Yet we are building coal plants that have a 50 year life and drilling for oil.
It will take a lot more effort to turn around our trajectory than is presently talked about by western governments.


EliRabett said...


To perceive something as a risk is to fear it, otherwise it is not a risk. Whether the risk is something you can deal with is another question.

Victor Venema said...

Griff., my scale would have one nonsense for bullshit, two for somewhat wrong pieces and two for good articles. Would you suggest to have a better differentiation of the nonsense?

For WUWT, Breitbart and Daily Mail we can guess intentions. For the individual articles reviewed by Climate Feedback that is normally not possible.

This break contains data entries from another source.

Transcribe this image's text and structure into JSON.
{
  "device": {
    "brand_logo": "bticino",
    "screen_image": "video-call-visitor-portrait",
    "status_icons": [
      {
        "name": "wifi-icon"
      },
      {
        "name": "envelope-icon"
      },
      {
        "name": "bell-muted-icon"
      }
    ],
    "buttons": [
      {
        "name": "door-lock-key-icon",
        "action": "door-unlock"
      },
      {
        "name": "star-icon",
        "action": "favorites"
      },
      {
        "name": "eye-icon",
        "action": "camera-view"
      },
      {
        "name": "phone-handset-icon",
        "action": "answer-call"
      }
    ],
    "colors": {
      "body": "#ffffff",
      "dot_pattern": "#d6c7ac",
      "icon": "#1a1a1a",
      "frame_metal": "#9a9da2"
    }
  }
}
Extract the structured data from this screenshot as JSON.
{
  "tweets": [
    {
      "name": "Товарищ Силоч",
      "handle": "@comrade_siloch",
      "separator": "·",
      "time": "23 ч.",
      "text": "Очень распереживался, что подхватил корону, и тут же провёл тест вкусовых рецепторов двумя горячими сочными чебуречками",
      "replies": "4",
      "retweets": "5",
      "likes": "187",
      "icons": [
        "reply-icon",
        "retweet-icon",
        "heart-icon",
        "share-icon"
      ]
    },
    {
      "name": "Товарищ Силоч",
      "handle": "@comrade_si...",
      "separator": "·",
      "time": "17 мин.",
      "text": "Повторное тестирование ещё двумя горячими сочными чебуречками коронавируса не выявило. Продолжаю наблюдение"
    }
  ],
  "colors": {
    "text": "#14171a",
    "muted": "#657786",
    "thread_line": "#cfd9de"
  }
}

I do not think the 1.5°C was mentioned in the Paris agreement as something that will be reached. But is was reachable when we started this process and crossing this 1.5°C limit thus puts a responsibility on the people who caused the problem to help the people they are hurting. (Or as a true libertarian would say, the people whose property rights are violated should at least be compensated for the damages, especially from the time we knew we were violating their property rights.)

Victor Venema said...

Eli, also if you do not fear it, traffic is pretty dangerous. People living below a hydro power plant, next to a volcano or below the sea level are probably (at least partially) blind to the risk. The risk still exists.

Perception is naturally important for the question whether the risk is acceptable. Also whether you voluntarily take the risk or whether it is forced onto you by others.

EliRabett said...

Victor,

For most people fear is motivating, risk is nebulous. Don't be such a scientist.

climatehawk1 said...

"For WUWT, Breitbart and Daily Mail we can guess intentions."

I have to say a word on behalf of other crap organs that will likely feel slighted by this short list, including Daily Caller (utterly unscrupulous), Blaze, WSJ editorial page, New York Post, Fox, Fox Business News, and other Murdoch-owned media. All characterizations MHO.